Gasoline has risen more than $1 per gallon so far this year, and by nearly $0.60 per gallon since the beginning of May, reports the Energy Information Administration (EIA). However, gasoline prices also posted a decrease in the last week and they remain well below last summer's record highs.

So could the worst be over for the summer?

There's a good chance, says the EIA.

U.S. retail gasoline prices are driven by a number of factors, but the most important are the world price of crude oil and the supply and demand balance here in the U.S.

Last year record crude oil prices drove retail gasoline prices to U.S. record highs—more than $4.11 per gallon in early July 2008.

This year, however, crude oil prices are just about half what they were last summer, and U.S. supply is more plentiful, even in the face of increased demand.

After rising steadily for eight weeks, the U.S. crude oil price dropped back slightly in the last week of June, to $65.92 per barrel. Likewise, retail gasoline prices have fallen some $0.14 from their mid-June highs, says EIA, thanks to "rising refinery product and imports" pushed inventories up.

"As the summer progresses, expected increases in demand due to vacation travel can likely be met by higher refinery production and imports, since these supply sources have met significantly higher demand levels in recent years," EIA explains.

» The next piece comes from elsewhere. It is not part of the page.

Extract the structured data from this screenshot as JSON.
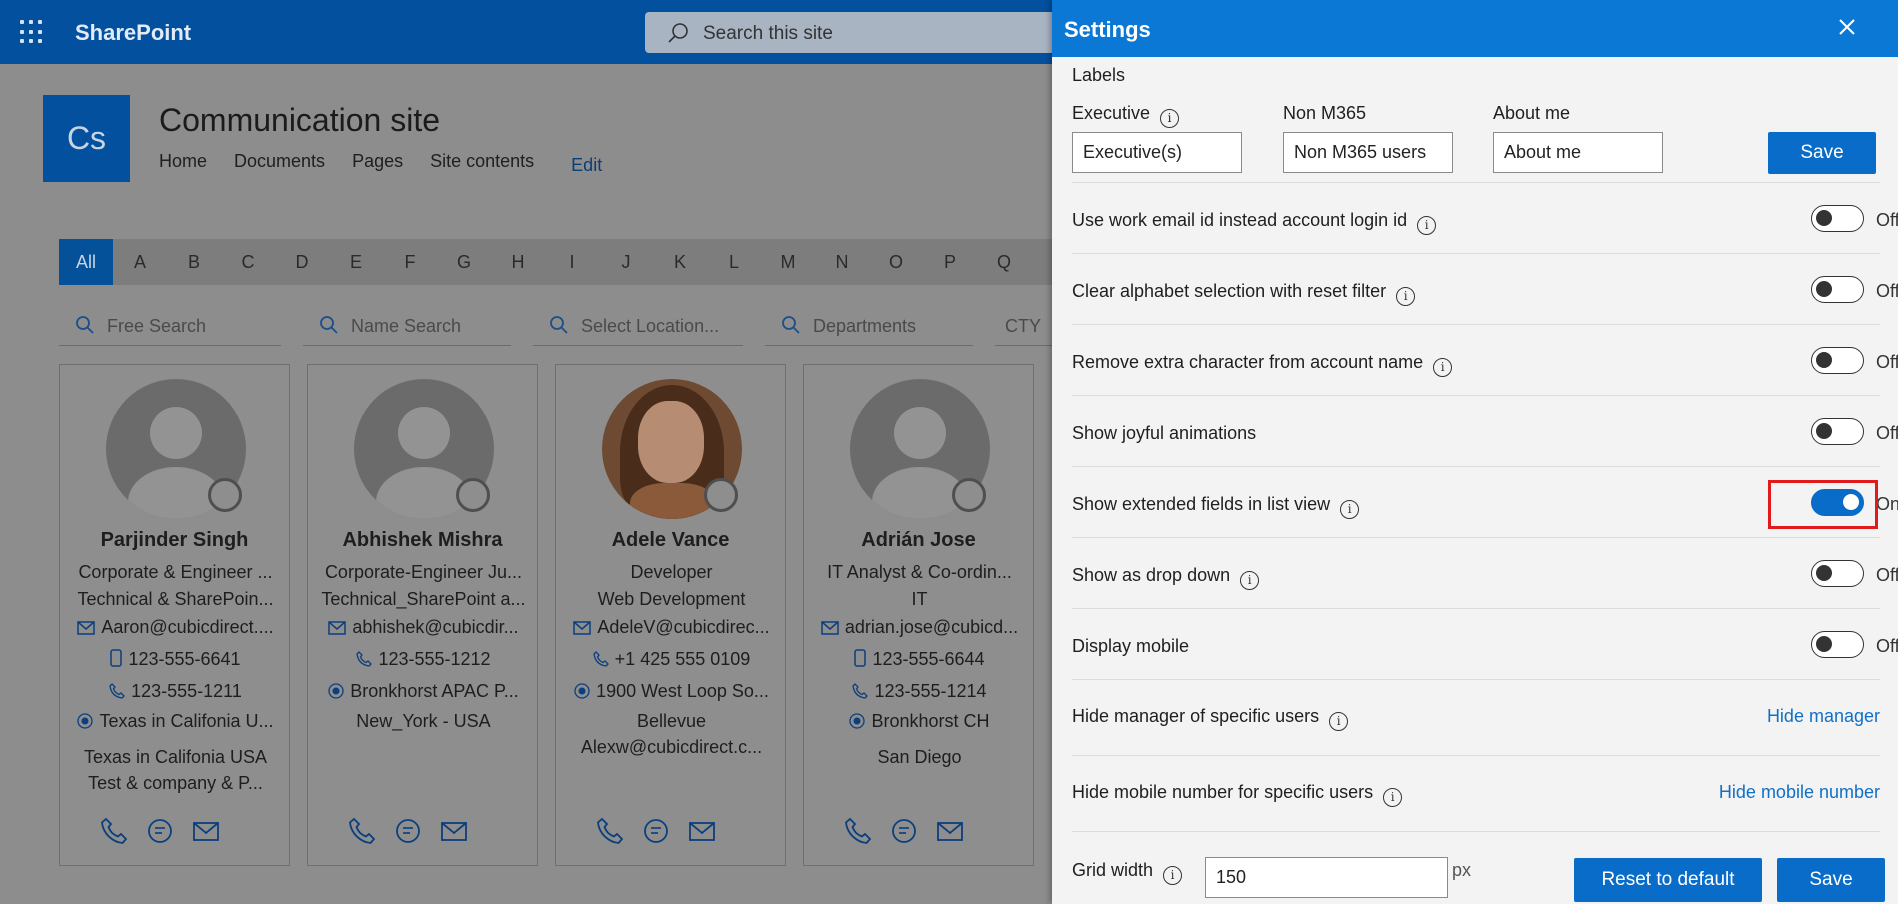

"Barring an unexpected supply interruption or international price shock, the June 22 price of $2.69 per gallon may be the highest weekly regular gasoline price of the summer of 2009," EIA adds. Read the full report here.